(PhysOrg.com) -- For most people the word bacteria will conjure up either images of nasty microorganisms that we fight against daily by cleaning the spaces around us, or the type of 'good' bacteria doctors advise us to consume to keep our digestive system's ticking over.
But who would have guessed that bacteria could be of use in the world of art restoration?
Well now, a team of art restoration experts from Spain and Italy have successfully shown that it is possible to clean up masterpieces with bacteria in a fast, targeted and careful manner. To boot, they have also shown that as well as being respectful to the paintings, these handy microorganisms are also kind to the restorers themselves and the surrounding environment. Until now the options were either restoration by aggressive, non-selective and toxic chemicals or erosion of the crust by often damaging mechanical means.
Through collaboration between the Institute of Heritage Restoration (IRP) at the University of Valencia, Spain, and experts working on the restoration of wall paintings at the Campo Santo di Pisa, Italy, these new methods have been tried and tested.
The collaboration came about while restorers from the IRP were working on the murals in the Church of Santos Juanes, Valencia, Spain. These murals were nearly completely destroyed after a fire in 1936 before becoming victim to a bad 1960s restoration job. The team from the IRP began experimenting with new techniques for 'filling' with transferred printed digital images in spaces without painting. However, salt efflorescence, the white scabs present on the paintings caused by a build-up of crystallized salts and gelatin glue, proved to be a major stumbling block.
"By the action of gravity and evaporation, the salts of organic matter in decomposition migrate to the paintings and produce a white crust hiding the work of art and sometimes can also cause the loosening of the painting layer," comments Dr. Pilar Bosch, one of the restorers from the IRP.
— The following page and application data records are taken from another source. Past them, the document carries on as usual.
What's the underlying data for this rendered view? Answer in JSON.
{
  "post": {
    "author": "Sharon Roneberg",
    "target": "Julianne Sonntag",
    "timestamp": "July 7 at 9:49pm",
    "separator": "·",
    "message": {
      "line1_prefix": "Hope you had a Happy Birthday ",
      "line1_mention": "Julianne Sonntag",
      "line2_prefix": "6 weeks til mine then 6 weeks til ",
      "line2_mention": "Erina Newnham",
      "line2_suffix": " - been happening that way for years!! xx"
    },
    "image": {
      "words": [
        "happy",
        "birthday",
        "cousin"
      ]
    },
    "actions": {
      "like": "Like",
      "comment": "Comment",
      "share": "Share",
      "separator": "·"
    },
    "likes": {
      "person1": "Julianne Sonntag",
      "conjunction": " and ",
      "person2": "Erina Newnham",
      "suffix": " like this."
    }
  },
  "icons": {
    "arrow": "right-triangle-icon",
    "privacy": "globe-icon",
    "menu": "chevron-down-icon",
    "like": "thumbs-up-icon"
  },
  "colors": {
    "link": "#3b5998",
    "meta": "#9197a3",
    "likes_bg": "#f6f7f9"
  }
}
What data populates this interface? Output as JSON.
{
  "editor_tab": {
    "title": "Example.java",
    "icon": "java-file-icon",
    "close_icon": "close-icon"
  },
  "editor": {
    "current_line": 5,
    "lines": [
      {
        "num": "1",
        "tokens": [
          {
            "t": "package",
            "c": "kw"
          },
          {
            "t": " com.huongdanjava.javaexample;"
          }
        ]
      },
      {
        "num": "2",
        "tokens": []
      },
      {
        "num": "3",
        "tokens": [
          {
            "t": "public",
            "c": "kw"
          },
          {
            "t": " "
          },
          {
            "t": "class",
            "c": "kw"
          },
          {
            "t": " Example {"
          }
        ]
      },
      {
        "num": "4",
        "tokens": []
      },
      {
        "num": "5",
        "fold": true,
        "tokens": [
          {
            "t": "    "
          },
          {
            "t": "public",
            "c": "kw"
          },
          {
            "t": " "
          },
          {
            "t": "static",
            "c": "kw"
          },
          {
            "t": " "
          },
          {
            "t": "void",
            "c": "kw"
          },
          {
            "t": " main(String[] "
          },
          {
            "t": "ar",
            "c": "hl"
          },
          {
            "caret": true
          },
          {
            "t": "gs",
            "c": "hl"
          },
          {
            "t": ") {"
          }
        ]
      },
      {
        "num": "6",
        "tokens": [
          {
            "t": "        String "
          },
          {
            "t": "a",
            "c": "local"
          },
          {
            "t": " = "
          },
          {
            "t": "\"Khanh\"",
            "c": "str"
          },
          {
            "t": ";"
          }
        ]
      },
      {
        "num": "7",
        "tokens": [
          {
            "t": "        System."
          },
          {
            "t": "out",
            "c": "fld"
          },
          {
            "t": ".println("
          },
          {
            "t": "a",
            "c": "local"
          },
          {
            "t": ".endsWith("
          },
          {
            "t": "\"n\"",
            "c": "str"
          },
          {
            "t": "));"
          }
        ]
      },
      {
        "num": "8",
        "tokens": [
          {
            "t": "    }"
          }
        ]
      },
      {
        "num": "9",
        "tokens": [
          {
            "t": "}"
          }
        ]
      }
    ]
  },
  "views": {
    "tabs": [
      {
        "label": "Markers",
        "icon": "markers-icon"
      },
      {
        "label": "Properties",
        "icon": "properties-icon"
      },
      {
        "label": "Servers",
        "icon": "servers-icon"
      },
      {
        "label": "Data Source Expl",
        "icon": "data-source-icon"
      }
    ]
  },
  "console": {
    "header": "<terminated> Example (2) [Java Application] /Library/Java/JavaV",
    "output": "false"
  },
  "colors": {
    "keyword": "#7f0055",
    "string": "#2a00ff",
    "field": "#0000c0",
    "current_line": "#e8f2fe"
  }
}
To investigate other options, the researchers from the IRP then travelled to Italy to learn about the pioneering work being carried out there in the Campo Santo di Pisa.
Under the guidance of microbiologist Gainluiggi Colalucci, restorers there were using bacteria to remove the hardened glue that conventional methods found so difficult to shift.
The bacteria used are a strain of Pseudomanas bacteria which literally eat the saline efflorescence that gathers in the arches where the paintings sit, normally where Pigeons like to reside.
Thanks to the collaboration between the two countries, the restorers were able to share best practices and find out what works best on different types of painting.
"In Italy they use cotton wool to apply the micro-organisms," comments Dr. Bosch. "We, however, have developed a gel that acts on the surface, which prevents moisture from penetrating deep into the material and causing new problems."
As bacteria only thrive in wet environments, Dr. Bosch explains how important the drying process is: "After an hour and a half, we remove the gel with the bacteria. The surface is then cleaned and dried."
Europe's greatest masterpieces have always been fragile; the ropes and museum cabinets separating us from our favourite pieces are evidence of this delicate nature. But now thanks to this research, ancient masterpieces could be kept 'young' for many years to come.
"After the good results of the tests we will continue the studies and improve the technique with the aim of transferring it to other surfaces," comments Dr. Bosch. "As in nature we find different species of bacteria that feed on almost anything, we are convinced that we can eliminate other substances from different types of materials."
Explore further: Four billion-year-old chemistry in cells today